Fifty Years After brims with surprise at the affluent, breathtakingly planned city that Lhasa has become—with sparkling six-lane roads and glass-front shops that sell all the top international designer labels. "But we could not find any Tibetan who showed his loyalty to the Chinese," says Dewan. The authors also found that Tibetans remained excluded from most senior-level jobs. For example, of the nine top officials in the Tibet Mineral Development Co. Ltd., seven are ethnic Han Chinese, the largest group in China. (Officially the province is run by an ethnic Tibetan governor named Pema Thinley, a hawkish military commander, but real power lies with Communist Party Secretary Zhang Qingli, an ethnic Han.) Similarly, they point out that of the nearly 13,000 shops and restaurants in Lhasa, barely 300 are owned by Tibetans. "And despite the threat of punishment, we found deep respect and admiration for the Dalai Lama," says Dewan. Tibetan exiles say that nearly 60 percent of Lhasa's more than half a million people are now Han Chinese immigrants, although the Chinese-government census disputes that claim. But Dewan and Srivastava point out that the vast number of Chinese troops and officials, as well as the floating population of Chinese traders and businessmen, are not counted in Tibet's census. "You can see nattily dressed handsome Chinese men and women everywhere in Lhasa," says Dewan.
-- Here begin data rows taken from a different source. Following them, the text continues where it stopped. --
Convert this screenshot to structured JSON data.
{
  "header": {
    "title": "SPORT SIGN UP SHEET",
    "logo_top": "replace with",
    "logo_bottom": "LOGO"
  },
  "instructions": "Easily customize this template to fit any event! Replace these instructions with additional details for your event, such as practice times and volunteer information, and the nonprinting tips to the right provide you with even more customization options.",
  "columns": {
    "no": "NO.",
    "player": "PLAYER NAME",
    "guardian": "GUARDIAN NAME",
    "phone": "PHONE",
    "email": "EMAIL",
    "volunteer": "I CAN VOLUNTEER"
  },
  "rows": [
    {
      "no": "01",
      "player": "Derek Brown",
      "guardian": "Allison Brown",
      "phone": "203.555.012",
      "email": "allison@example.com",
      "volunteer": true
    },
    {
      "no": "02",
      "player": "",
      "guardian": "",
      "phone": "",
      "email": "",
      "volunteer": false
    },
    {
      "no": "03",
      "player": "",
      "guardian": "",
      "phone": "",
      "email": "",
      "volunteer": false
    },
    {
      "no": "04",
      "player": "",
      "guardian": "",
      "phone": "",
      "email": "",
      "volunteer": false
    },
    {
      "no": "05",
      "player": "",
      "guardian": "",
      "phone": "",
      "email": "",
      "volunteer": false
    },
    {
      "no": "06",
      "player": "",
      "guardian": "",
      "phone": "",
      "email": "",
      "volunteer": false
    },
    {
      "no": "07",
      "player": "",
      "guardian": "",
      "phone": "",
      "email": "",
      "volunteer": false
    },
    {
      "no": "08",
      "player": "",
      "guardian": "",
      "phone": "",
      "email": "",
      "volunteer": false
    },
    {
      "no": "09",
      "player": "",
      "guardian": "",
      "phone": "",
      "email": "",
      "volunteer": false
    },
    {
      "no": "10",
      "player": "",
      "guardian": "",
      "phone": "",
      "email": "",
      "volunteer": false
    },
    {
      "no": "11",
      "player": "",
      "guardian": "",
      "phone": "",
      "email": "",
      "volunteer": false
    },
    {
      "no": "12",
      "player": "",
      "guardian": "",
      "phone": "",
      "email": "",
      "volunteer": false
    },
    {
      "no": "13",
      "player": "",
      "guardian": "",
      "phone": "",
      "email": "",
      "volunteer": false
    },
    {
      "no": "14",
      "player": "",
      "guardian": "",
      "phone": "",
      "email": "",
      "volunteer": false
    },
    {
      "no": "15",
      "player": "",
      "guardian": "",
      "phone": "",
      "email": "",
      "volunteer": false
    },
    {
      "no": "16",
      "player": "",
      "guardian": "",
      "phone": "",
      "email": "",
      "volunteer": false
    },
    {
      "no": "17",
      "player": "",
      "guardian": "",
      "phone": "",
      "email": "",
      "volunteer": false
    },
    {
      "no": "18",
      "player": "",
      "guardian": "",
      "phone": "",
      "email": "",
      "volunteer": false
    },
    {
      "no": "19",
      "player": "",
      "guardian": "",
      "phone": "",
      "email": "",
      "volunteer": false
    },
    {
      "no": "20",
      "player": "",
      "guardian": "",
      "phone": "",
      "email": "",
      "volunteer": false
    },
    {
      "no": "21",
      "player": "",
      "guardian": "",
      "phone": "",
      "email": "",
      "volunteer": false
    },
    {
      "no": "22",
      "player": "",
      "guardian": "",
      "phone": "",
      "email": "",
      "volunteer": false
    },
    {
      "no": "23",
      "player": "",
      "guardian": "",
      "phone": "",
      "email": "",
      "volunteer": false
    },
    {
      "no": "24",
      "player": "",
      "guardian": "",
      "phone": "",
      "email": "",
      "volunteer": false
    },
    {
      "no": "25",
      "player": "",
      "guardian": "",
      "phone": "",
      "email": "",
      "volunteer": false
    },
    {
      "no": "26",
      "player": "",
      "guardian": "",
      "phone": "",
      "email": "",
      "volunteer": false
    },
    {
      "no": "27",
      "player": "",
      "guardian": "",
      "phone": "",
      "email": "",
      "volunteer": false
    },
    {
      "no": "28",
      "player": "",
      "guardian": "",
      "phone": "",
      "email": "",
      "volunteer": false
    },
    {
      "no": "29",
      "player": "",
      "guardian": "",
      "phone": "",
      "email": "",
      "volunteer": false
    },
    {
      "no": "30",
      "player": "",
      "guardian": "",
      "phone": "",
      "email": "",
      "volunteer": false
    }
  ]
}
Suddenly, then, the Dalai Lama is not the problem but rather a pivotal part of the solution. As Tibet expert and author Robert Thurman says, the Dalai Lama is the key to giving China legitimate sovereignty over Tibet as an autonomous region within China because he would inspire his people to stay inside China in case of a referendum on independence. His growing following within mainland China (the number of Chinese Buddhists attending the Dalai Lama's teaching sessions in Dharamsala is growing quickly) can also help calm the simmering discontent among the Chinese who have been left untouched by the benefits of China's impressive economic growth, which has created a hunger for spiritual growth.

The Dalai Lama will be 75 in July. He is revered by the Tibetans and admired around the world. Any deal with him will have the unquestioned legitimacy and support that is so vital to China's aspirations. And his absence will spell uncertainty and a lack of moral authority over Tibetans—which can only hinder China's aim of becoming a global superpower.

It would be naive to expect President Hu to recant overnight the Tibet policies that he himself devised and executed over the years. But it's not quite so farfetched to see him inching in that direction during his last few years in office as China's supreme leader, or even organizing a face-to-face meeting with the Dalai Lama before he leaves. It would not only make him a frontrunner for a Nobel Prize but also bring China the respect and admiration that it so acutely lacks.